- [Task brief] Copy each entry as written.

- [Information]
──────────
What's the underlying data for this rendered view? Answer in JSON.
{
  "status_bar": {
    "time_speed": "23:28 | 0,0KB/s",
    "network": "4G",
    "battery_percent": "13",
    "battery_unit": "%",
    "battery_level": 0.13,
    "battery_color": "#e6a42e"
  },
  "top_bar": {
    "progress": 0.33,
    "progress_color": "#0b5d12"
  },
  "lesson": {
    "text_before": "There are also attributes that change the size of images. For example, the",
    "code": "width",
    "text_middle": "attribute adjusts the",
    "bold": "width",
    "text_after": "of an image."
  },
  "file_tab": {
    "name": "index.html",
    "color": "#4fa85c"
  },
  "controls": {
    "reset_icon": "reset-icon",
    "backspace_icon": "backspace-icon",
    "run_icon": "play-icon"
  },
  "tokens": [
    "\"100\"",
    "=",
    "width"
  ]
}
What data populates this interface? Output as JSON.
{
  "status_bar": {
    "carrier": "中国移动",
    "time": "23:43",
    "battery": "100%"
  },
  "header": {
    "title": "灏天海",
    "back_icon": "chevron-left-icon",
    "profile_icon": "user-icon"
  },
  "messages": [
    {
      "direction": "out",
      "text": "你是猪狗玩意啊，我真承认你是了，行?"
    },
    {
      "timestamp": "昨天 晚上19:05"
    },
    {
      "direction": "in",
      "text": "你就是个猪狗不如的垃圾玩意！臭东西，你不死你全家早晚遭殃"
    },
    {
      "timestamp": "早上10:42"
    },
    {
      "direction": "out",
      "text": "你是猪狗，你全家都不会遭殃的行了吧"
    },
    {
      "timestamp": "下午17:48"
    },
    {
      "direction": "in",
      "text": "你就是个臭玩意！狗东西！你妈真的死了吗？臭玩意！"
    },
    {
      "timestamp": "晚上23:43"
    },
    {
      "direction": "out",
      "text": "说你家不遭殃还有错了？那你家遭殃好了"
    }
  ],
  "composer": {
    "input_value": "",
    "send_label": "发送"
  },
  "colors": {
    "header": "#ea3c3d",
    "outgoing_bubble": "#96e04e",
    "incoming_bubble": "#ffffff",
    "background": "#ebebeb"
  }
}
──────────
- [Result for this task]
What's the underlying data for this rendered view? Answer in JSON.
{
  "status_bar": {
    "time_speed": "23:28 | 0,0KB/s",
    "network": "4G",
    "battery_percent": "13",
    "battery_unit": "%",
    "battery_level": 0.13,
    "battery_color": "#e6a42e"
  },
  "top_bar": {
    "progress": 0.33,
    "progress_color": "#0b5d12"
  },
  "lesson": {
    "text_before": "There are also attributes that change the size of images. For example, the",
    "code": "width",
    "text_middle": "attribute adjusts the",
    "bold": "width",
    "text_after": "of an image."
  },
  "file_tab": {
    "name": "index.html",
    "color": "#4fa85c"
  },
  "controls": {
    "reset_icon": "reset-icon",
    "backspace_icon": "backspace-icon",
    "run_icon": "play-icon"
  },
  "tokens": [
    "\"100\"",
    "=",
    "width"
  ]
}
What data populates this interface? Output as JSON.
{
  "status_bar": {
    "carrier": "中国移动",
    "time": "23:43",
    "battery": "100%"
  },
  "header": {
    "title": "灏天海",
    "back_icon": "chevron-left-icon",
    "profile_icon": "user-icon"
  },
  "messages": [
    {
      "direction": "out",
      "text": "你是猪狗玩意啊，我真承认你是了，行?"
    },
    {
      "timestamp": "昨天 晚上19:05"
    },
    {
      "direction": "in",
      "text": "你就是个猪狗不如的垃圾玩意！臭东西，你不死你全家早晚遭殃"
    },
    {
      "timestamp": "早上10:42"
    },
    {
      "direction": "out",
      "text": "你是猪狗，你全家都不会遭殃的行了吧"
    },
    {
      "timestamp": "下午17:48"
    },
    {
      "direction": "in",
      "text": "你就是个臭玩意！狗东西！你妈真的死了吗？臭玩意！"
    },
    {
      "timestamp": "晚上23:43"
    },
    {
      "direction": "out",
      "text": "说你家不遭殃还有错了？那你家遭殃好了"
    }
  ],
  "composer": {
    "input_value": "",
    "send_label": "发送"
  },
  "colors": {
    "header": "#ea3c3d",
    "outgoing_bubble": "#96e04e",
    "incoming_bubble": "#ffffff",
    "background": "#ebebeb"
  }
}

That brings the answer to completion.